Still I Rise
The Road Not Taken
If You Forget Me
Edgar Allan Poe
Stopping by Woods on a Snowy Evening
A Dream Within A Dream
Edgar Allan Poe
(1 February 1902 – 22 May 1967)
(March 26, 1874 – January 29, 1963)
(4 April 1928 - 28 May 2014)
(26 April 1564 - 23 April 1616)
(12 July 1904 – 23 September 1973)
Edgar Allan Poe
(19 January 1809 - 7 October 1849)
(10 December 1830 – 15 May 1886)
(16 August 1920 – 9 March 1994)
(13 September 1916 – 23 November 1990)
(27 October 1914 – 9 November 1953)
- Still I Rise, Maya Angelou
- The Road Not Taken, Robert Frost
- If You Forget Me, Pablo Neruda
- Dreams, Langston Hughes
- Caged Bird, Maya Angelou
- Do Not Go Gentle Into That Good Night, Dylan Thomas

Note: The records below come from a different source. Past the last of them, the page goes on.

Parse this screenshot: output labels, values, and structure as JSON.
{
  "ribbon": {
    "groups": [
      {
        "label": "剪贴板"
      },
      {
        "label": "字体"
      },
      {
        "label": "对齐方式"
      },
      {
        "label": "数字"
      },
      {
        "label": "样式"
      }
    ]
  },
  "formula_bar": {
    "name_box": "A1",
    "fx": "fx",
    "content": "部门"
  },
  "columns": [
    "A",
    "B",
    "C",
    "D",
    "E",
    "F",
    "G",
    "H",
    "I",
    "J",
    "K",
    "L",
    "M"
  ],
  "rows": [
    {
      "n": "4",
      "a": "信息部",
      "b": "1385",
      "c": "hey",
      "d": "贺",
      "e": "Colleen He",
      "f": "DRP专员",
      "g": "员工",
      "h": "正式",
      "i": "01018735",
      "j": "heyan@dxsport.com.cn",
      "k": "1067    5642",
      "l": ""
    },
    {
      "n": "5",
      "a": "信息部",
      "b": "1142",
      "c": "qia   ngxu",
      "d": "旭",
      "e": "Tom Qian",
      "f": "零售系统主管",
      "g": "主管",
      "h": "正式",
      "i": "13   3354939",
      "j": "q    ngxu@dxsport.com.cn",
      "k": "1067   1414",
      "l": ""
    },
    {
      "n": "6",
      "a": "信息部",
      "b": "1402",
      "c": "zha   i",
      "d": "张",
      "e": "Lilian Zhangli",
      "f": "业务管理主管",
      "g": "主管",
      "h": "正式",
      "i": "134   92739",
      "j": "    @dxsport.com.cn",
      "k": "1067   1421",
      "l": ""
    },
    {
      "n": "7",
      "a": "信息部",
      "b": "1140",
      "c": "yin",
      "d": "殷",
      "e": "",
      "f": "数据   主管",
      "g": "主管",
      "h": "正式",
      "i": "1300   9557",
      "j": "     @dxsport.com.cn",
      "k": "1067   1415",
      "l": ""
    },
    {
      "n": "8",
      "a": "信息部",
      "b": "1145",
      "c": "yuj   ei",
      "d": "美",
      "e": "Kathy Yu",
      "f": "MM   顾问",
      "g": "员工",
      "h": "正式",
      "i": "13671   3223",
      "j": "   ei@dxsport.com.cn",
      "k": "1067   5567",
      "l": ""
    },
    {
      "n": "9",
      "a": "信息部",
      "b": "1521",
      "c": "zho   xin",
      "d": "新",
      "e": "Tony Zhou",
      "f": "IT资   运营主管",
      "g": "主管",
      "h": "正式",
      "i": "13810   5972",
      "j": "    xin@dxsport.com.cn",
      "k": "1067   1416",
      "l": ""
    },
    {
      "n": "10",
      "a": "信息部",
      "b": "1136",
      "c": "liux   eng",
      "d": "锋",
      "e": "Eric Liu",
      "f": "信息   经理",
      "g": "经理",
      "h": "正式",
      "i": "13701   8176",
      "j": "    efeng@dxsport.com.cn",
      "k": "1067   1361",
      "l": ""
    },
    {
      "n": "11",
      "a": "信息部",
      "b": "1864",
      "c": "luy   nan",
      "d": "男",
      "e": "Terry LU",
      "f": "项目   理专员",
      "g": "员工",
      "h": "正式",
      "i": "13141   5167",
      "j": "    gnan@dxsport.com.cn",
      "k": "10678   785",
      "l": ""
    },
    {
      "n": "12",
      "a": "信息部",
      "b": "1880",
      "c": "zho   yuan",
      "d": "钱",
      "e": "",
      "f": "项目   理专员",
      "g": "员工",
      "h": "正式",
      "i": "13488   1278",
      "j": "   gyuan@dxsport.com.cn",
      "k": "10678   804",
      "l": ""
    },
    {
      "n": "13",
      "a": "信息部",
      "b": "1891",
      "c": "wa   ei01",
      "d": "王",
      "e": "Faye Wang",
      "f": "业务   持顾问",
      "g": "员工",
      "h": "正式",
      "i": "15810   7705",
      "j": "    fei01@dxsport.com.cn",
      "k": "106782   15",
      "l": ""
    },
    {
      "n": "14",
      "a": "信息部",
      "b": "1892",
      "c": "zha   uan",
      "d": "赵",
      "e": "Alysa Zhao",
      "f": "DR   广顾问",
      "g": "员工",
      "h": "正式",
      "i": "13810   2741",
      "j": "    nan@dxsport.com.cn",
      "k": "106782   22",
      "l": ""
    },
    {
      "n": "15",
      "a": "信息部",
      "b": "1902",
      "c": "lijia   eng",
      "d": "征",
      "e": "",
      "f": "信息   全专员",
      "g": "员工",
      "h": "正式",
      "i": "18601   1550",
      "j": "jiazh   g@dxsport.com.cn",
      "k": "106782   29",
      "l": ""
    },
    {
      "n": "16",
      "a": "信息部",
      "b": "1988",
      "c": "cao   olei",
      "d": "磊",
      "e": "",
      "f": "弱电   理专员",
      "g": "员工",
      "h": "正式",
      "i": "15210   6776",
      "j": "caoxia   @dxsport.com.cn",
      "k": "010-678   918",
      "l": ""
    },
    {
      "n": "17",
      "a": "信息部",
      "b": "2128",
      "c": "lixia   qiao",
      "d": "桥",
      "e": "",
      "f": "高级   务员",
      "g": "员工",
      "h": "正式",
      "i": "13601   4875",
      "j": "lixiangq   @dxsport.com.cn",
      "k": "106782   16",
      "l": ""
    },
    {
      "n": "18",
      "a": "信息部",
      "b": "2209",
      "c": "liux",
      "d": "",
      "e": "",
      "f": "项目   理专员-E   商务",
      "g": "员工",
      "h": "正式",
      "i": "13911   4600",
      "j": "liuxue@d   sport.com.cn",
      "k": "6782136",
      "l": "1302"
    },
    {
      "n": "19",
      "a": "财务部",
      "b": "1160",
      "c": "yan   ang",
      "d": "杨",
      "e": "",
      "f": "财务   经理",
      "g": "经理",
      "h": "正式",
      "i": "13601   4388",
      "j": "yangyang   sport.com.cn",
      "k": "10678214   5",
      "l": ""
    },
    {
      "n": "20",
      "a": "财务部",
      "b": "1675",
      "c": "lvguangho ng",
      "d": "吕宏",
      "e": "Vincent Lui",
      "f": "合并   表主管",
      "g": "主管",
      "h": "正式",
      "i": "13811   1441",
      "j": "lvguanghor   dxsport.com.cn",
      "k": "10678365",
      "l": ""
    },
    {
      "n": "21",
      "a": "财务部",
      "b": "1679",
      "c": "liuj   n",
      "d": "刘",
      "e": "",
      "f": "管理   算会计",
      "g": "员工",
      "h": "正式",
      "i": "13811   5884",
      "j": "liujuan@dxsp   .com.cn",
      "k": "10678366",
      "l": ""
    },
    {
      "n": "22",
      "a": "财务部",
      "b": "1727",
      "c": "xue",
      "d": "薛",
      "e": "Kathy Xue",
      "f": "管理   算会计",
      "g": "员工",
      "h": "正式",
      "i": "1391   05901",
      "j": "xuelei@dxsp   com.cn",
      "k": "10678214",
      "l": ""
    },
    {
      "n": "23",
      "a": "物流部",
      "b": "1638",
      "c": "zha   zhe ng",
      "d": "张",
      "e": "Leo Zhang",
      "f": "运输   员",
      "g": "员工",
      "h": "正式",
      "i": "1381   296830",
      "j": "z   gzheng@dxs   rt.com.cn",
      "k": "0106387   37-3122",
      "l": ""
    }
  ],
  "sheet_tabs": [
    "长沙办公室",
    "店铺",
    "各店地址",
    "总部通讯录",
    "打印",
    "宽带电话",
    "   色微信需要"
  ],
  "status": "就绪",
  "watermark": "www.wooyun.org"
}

- If, Rudyard Kipling
- A Dream Within A Dream, Edgar Allan Poe
- Stopping by Woods on a Snowy Evening, Robert Frost
- Annabel Lee, Edgar Allan Poe